# Exercise directions:
Search the data for the string "true" and extract every line where it appears.
(Data for the task)
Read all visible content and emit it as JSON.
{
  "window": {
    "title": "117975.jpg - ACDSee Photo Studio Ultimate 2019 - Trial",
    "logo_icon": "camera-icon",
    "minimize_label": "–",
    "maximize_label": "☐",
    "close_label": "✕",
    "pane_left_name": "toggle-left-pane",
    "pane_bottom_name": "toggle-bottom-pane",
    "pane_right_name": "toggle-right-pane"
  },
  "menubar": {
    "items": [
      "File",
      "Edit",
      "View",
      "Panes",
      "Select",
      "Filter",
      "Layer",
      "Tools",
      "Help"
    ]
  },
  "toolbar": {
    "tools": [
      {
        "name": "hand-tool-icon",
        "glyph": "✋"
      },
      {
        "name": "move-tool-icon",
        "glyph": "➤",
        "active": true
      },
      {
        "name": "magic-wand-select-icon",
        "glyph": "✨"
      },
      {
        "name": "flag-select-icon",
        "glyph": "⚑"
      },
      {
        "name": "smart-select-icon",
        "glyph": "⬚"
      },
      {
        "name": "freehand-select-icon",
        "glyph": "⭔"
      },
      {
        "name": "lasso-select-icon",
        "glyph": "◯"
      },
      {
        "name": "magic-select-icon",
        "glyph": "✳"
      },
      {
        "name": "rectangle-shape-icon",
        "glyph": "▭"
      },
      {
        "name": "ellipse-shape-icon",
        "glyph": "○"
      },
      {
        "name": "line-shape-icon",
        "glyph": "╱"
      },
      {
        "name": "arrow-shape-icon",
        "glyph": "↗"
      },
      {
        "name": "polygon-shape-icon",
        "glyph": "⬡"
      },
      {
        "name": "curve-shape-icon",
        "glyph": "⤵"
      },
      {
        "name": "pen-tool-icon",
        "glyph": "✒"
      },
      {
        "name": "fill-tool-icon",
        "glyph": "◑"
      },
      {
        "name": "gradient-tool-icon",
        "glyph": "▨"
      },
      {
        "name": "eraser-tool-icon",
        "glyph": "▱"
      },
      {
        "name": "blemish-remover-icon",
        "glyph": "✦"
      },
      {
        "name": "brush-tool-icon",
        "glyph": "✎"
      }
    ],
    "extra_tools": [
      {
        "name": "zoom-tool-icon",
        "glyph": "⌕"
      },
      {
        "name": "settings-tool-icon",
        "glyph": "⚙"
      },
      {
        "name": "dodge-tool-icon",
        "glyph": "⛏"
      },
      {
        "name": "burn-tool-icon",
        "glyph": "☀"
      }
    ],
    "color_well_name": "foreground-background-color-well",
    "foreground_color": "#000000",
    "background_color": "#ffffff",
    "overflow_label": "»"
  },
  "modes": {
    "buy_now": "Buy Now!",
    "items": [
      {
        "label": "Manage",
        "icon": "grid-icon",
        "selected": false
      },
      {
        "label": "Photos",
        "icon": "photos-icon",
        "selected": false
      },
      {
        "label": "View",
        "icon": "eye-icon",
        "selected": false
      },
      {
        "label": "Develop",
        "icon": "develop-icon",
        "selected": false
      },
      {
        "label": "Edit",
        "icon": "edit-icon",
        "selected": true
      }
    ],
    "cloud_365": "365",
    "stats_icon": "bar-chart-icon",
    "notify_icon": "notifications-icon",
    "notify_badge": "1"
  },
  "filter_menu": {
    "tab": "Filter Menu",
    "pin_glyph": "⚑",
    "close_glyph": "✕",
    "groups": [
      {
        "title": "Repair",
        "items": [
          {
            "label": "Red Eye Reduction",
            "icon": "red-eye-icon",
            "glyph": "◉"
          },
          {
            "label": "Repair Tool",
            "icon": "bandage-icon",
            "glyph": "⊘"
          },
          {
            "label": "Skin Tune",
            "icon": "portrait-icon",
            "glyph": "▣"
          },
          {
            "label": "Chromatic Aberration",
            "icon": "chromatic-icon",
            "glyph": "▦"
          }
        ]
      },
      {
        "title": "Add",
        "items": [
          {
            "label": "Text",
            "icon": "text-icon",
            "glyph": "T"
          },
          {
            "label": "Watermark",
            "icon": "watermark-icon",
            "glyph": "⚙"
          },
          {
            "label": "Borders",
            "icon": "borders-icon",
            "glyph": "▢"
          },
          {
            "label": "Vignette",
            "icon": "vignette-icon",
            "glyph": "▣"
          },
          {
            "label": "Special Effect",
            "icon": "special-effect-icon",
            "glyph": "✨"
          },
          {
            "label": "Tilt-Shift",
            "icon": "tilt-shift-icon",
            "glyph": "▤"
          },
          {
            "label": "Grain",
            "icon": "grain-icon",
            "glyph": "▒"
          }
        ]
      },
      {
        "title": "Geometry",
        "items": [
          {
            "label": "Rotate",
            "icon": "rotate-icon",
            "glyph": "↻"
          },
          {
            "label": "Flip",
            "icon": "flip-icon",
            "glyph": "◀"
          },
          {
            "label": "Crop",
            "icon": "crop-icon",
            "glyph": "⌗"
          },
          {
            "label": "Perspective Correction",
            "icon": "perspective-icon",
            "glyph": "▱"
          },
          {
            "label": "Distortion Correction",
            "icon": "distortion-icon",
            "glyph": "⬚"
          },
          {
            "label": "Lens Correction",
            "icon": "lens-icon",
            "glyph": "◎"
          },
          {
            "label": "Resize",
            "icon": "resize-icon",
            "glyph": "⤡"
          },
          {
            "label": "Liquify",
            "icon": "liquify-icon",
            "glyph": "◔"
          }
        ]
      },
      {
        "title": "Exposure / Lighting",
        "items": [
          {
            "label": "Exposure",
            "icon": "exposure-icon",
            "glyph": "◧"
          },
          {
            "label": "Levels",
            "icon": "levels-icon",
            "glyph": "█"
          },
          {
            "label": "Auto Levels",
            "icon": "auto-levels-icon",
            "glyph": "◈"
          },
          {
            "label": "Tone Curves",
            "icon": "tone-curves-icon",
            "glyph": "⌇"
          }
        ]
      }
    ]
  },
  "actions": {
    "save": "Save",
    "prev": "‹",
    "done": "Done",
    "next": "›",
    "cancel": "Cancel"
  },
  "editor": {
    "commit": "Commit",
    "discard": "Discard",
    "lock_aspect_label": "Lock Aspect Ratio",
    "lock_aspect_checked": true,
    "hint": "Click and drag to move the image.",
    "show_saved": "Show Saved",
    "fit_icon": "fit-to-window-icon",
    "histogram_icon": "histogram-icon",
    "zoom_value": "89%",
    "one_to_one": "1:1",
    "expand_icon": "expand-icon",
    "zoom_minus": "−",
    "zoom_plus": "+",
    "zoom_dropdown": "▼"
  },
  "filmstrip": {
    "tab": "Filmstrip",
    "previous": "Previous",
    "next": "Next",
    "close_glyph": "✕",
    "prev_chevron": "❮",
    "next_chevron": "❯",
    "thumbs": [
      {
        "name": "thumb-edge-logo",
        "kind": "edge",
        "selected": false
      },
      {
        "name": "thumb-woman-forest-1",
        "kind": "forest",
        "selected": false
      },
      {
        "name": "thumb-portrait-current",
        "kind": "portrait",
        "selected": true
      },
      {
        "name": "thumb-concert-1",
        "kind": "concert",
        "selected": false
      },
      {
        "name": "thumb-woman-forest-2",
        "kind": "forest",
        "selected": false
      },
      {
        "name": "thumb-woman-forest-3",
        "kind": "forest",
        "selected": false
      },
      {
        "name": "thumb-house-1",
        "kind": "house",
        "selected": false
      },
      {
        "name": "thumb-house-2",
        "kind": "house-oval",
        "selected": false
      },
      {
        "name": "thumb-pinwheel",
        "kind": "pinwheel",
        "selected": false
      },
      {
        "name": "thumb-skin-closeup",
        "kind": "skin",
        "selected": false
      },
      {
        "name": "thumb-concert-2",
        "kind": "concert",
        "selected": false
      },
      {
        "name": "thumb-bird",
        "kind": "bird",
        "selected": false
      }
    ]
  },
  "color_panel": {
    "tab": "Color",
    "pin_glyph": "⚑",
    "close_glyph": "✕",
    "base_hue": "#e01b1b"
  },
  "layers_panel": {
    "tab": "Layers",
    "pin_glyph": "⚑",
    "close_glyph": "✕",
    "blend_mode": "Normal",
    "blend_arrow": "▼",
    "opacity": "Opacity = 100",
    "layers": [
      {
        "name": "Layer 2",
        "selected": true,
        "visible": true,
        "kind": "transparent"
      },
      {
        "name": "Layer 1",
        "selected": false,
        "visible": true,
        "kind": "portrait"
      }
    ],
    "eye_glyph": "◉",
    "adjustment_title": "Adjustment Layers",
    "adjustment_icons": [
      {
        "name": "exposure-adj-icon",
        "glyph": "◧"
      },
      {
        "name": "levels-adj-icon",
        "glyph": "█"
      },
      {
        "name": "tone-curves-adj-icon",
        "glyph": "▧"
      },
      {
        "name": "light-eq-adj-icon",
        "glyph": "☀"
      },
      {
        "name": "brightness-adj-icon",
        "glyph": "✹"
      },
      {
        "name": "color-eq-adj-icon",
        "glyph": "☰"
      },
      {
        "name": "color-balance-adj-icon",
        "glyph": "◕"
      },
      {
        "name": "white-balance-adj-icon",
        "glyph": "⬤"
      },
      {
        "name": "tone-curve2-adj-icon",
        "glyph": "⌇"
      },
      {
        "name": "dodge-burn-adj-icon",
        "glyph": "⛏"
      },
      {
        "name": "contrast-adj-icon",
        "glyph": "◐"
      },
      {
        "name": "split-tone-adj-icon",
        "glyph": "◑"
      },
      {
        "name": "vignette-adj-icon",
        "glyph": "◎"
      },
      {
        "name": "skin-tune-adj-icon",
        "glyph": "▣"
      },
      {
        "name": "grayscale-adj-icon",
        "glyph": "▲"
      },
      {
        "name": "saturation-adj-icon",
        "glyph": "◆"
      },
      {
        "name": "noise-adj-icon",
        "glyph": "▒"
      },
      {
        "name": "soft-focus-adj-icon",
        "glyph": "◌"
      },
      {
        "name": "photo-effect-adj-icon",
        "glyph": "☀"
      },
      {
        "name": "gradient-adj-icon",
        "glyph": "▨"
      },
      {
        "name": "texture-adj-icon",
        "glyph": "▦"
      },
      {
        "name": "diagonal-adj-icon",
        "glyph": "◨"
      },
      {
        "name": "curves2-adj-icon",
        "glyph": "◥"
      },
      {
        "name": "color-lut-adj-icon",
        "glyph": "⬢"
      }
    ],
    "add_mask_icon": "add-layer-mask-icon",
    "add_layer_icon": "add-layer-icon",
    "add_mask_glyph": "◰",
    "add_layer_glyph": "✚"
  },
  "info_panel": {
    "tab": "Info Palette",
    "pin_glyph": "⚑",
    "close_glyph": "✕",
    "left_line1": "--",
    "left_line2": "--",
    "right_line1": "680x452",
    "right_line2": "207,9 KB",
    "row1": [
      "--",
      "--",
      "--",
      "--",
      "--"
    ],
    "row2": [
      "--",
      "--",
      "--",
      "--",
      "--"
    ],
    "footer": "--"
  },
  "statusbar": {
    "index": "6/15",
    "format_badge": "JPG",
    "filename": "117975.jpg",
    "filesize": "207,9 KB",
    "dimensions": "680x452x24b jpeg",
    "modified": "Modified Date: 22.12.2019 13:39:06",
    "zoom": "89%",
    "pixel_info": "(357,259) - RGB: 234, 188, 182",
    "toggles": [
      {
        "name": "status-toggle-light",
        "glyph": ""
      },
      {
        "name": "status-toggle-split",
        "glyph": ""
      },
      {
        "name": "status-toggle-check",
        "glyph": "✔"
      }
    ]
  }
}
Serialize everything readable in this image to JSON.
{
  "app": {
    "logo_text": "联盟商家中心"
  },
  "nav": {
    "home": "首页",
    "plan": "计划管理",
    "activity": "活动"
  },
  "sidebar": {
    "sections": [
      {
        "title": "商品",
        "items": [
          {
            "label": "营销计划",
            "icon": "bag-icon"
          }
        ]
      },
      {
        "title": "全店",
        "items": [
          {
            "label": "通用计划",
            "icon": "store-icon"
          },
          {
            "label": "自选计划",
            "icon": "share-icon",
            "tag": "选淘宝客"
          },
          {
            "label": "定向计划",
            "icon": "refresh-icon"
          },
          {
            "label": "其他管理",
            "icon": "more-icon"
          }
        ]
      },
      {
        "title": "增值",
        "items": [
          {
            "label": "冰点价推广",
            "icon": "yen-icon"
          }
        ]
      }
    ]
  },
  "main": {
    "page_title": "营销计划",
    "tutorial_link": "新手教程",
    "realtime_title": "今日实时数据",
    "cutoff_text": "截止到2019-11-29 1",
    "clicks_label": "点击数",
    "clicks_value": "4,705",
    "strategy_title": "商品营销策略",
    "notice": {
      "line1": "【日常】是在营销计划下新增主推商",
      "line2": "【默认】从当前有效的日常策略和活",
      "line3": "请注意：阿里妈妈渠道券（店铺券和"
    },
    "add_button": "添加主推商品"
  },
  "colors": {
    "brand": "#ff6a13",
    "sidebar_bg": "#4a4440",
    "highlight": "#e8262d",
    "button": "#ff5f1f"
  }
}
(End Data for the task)
# Result of this task:
        "active": true
        "selected": true
    "lock_aspect_checked": true,
        "selected": true
        "selected": true,
        "visible": true,
        "visible": true,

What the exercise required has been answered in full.